[Page and application data records]

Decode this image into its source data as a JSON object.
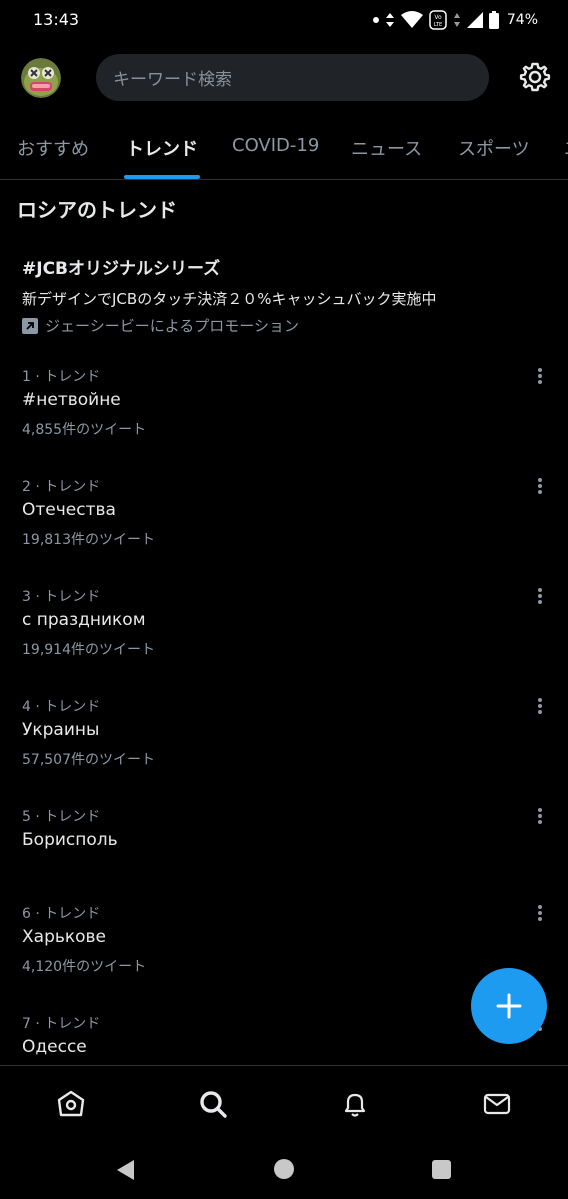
{
  "status": {
    "time": "13:43",
    "battery": "74%"
  },
  "header": {
    "search_placeholder": "キーワード検索"
  },
  "tabs": [
    {
      "label": "おすすめ"
    },
    {
      "label": "トレンド"
    },
    {
      "label": "COVID-19"
    },
    {
      "label": "ニュース"
    },
    {
      "label": "スポーツ"
    },
    {
      "label": "エ"
    }
  ],
  "section": {
    "title": "ロシアのトレンド"
  },
  "promo": {
    "title": "#JCBオリジナルシリーズ",
    "description": "新デザインでJCBのタッチ決済２０%キャッシュバック実施中",
    "promoted_by": "ジェーシービーによるプロモーション"
  },
  "trends": [
    {
      "meta": "1 · トレンド",
      "name": "#нетвойне",
      "count": "4,855件のツイート"
    },
    {
      "meta": "2 · トレンド",
      "name": "Отечества",
      "count": "19,813件のツイート"
    },
    {
      "meta": "3 · トレンド",
      "name": "с праздником",
      "count": "19,914件のツイート"
    },
    {
      "meta": "4 · トレンド",
      "name": "Украины",
      "count": "57,507件のツイート"
    },
    {
      "meta": "5 · トレンド",
      "name": "Борисполь",
      "count": ""
    },
    {
      "meta": "6 · トレンド",
      "name": "Харькове",
      "count": "4,120件のツイート"
    },
    {
      "meta": "7 · トレンド",
      "name": "Одессе",
      "count": ""
    }
  ],
  "icons": {
    "accent": "#1d9bf0"
  }
}
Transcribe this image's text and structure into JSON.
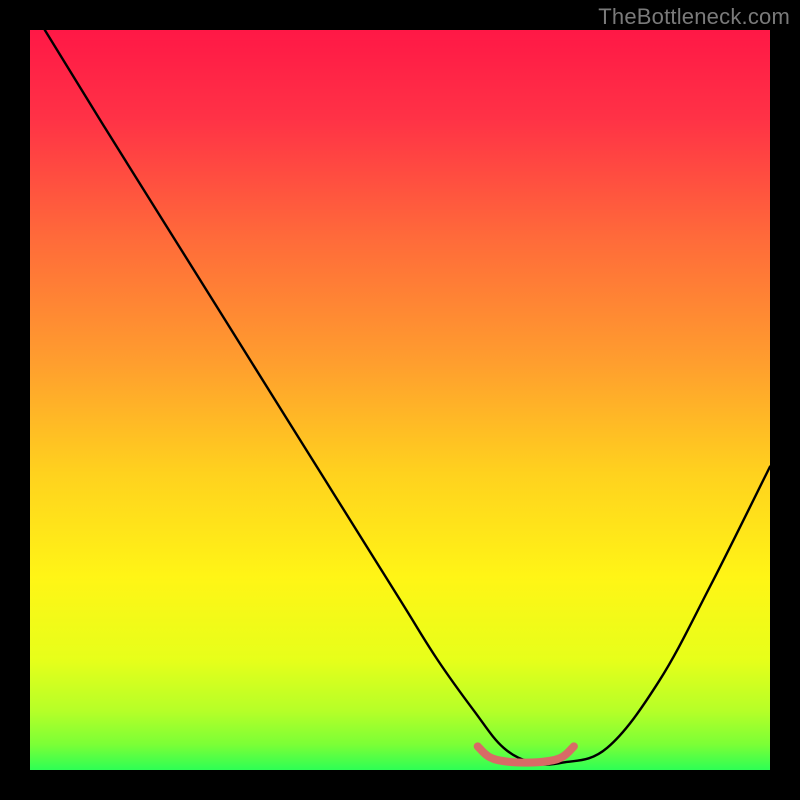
{
  "watermark": "TheBottleneck.com",
  "colors": {
    "page_bg": "#000000",
    "curve": "#000000",
    "accent_red": "#d86b66",
    "gradient_stops": [
      {
        "offset": 0.0,
        "color": "#ff1846"
      },
      {
        "offset": 0.12,
        "color": "#ff3246"
      },
      {
        "offset": 0.28,
        "color": "#ff6a3a"
      },
      {
        "offset": 0.45,
        "color": "#ff9e2e"
      },
      {
        "offset": 0.6,
        "color": "#ffd21e"
      },
      {
        "offset": 0.74,
        "color": "#fff516"
      },
      {
        "offset": 0.85,
        "color": "#e7ff1a"
      },
      {
        "offset": 0.92,
        "color": "#b6ff28"
      },
      {
        "offset": 0.965,
        "color": "#7cff36"
      },
      {
        "offset": 1.0,
        "color": "#2dff55"
      }
    ]
  },
  "chart_data": {
    "type": "line",
    "title": "",
    "xlabel": "",
    "ylabel": "",
    "xlim": [
      0,
      100
    ],
    "ylim": [
      0,
      100
    ],
    "grid": false,
    "series": [
      {
        "name": "main-curve",
        "x": [
          2,
          10,
          20,
          30,
          40,
          50,
          55,
          60,
          64,
          68,
          72,
          78,
          85,
          92,
          100
        ],
        "y": [
          100,
          87,
          71,
          55,
          39,
          23,
          15,
          8,
          3,
          1,
          1,
          3,
          12,
          25,
          41
        ]
      }
    ],
    "accent_segment": {
      "note": "short red curved segment near the trough",
      "x": [
        60.5,
        62,
        64,
        67,
        70,
        72,
        73.5
      ],
      "y": [
        3.2,
        1.8,
        1.2,
        1.0,
        1.2,
        1.8,
        3.2
      ]
    }
  }
}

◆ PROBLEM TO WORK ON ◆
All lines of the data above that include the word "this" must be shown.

◆ ANSWER SPACE ◆
Decode this image into its source data as a JSON object.
Transcribe this image's text and structure into JSON.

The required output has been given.